Friday night we bowled to support rehabilitation nursing research. The initials on my socks “CRRN” provides credentialing recognition for rehabilitation nurses who have attained a documented level of knowledge in the specialty of rehabilitation nursing.
At this year’s conference I have had the pleasure to meet 2 rehab nurses who traveled all the way from Oslo Norway to learn and share rehabilitation nursing knowledge with us. On Thursday, John Hockenberry of public radio’s The Takeaway spoke eloquently of the role rehabilitation nurses have had in his life, transcending the short hospital and ER experience. As John stated, “Rehabilitation is the rest of the story. Not the brief moments of emergency room or hospital”.
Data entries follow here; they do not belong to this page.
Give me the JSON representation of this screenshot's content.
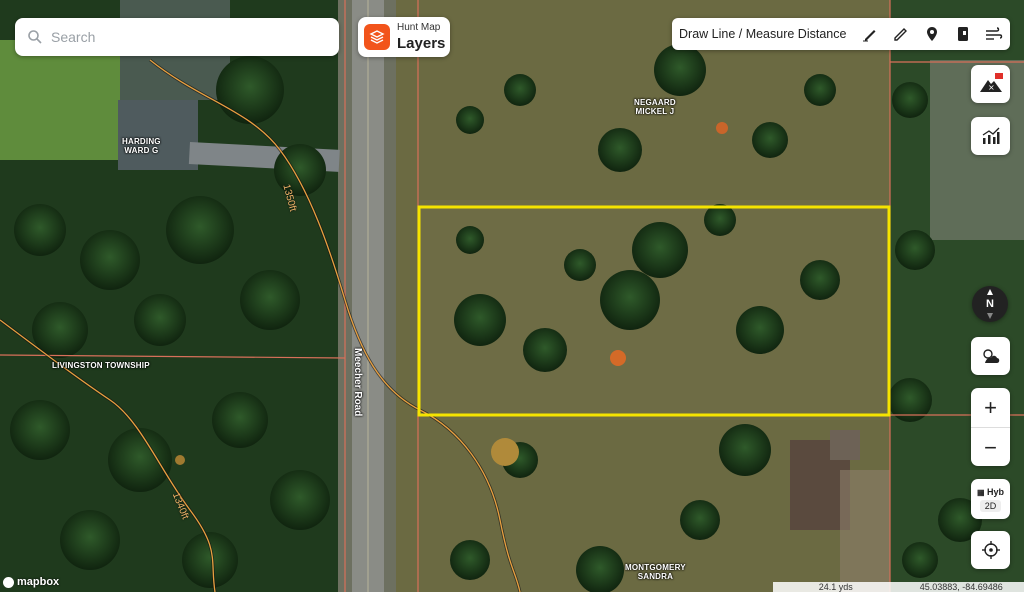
{
  "search": {
    "placeholder": "Search"
  },
  "layers": {
    "subtitle": "Hunt Map",
    "title": "Layers"
  },
  "toolbar": {
    "label": "Draw Line / Measure Distance"
  },
  "map_labels": {
    "harding": "HARDING\nWARD G",
    "negaard": "NEGAARD\nMICKEL J",
    "township": "LIVINGSTON TOWNSHIP",
    "montgomery": "MONTGOMERY\nSANDRA",
    "road": "Meecher Road",
    "contour1": "1350ft",
    "contour2": "1340ft"
  },
  "compass": {
    "label": "N"
  },
  "zoom": {
    "in": "+",
    "out": "−"
  },
  "basemap": {
    "mode": "Hyb",
    "view": "2D"
  },
  "attribution": "mapbox",
  "scale": {
    "distance": "24.1 yds",
    "coords": "45.03883, -84.69486"
  },
  "colors": {
    "highlight": "#f5e400",
    "parcel_line": "#d8705a",
    "contour": "#e8a040",
    "brand": "#f2541b"
  }
}
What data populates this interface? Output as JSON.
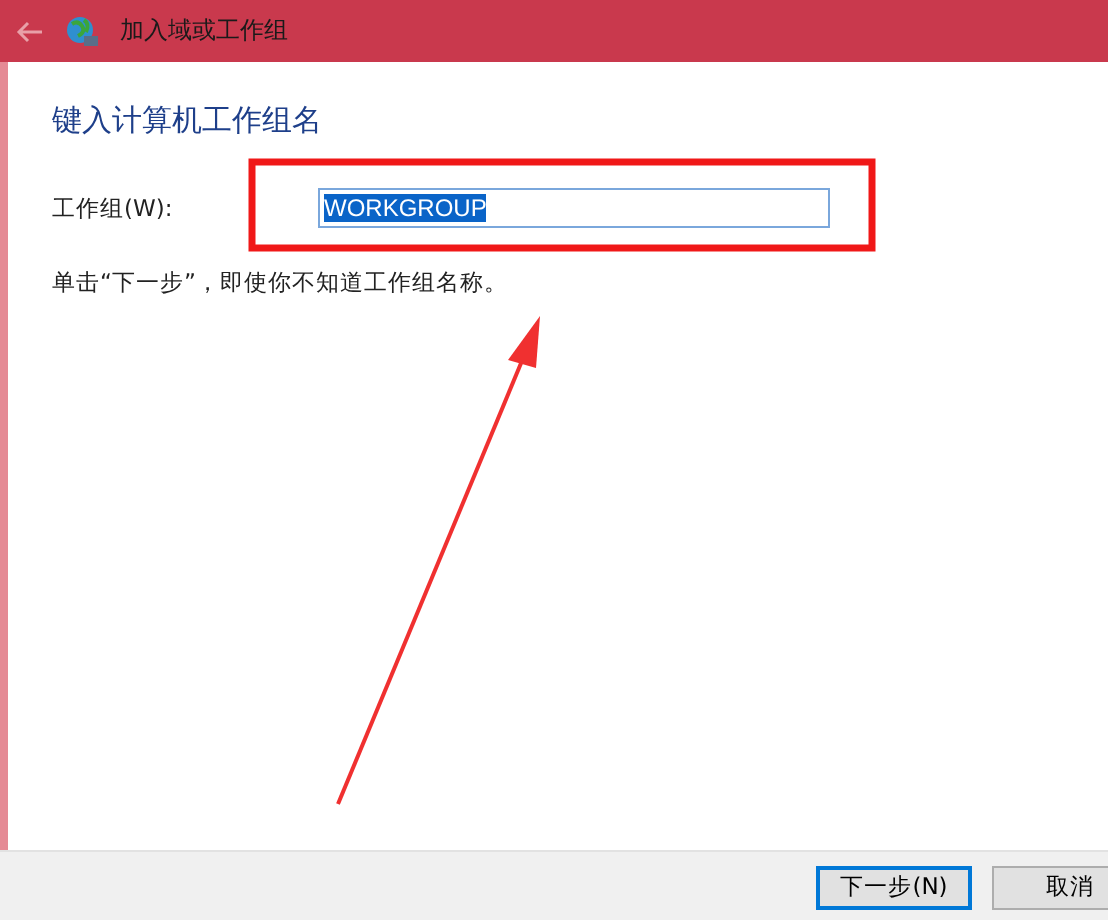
{
  "window": {
    "title": "加入域或工作组"
  },
  "heading": "键入计算机工作组名",
  "workgroup_field": {
    "label": "工作组(W):",
    "value": "WORKGROUP",
    "text_selected": true
  },
  "hint": "单击“下一步”，即使你不知道工作组名称。",
  "buttons": [
    {
      "label": "下一步(N)",
      "kind": "default"
    },
    {
      "label": "取消",
      "kind": "normal"
    }
  ]
}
Health care reform, the Affordable Care
Act, helping patients transition successfully from hospital to rehab to home and the community, are our topics of discussion as we brainstorm, share experiences and case studies
We recognize that we are from the most trusted profession and we accept the awesome responsibility and privilege to support and advocate for our patients and their families as they transition each care setting. After a surgery, injury, or medical crisis, it requires dedication, knowledge, compassion, and passion to provide the support that is needed to help a person return to full function. We recognize that every person has that bucket list in life to fulfill and we provide hope to fulfill those goals.
Hope is our patients’ and their families’ future. They entrust us to provide not just competent care, but to provide hope at a time when all that may seem apparent is little more than despair. Our healing touch transcends hope not just for patients but also their families, their communities, and the world.
Hope is also Rehabilitation Nursing’s future. At a time of government shutdown due to apparently irreconcilable political differences, there is hope among my fellow rehabilitation nurses that evidence-based improvements make a difference in the way we deliver care. Ultimately, we will help our patients improve in health and physical function so that they can achieve their goals of living a quality life.
As we part after another reinvigorating educational conference, I do not say good-bye but Godspeed. We remain united in our mission. Thank you, ARN, for filling me with hope, the fuel for our future.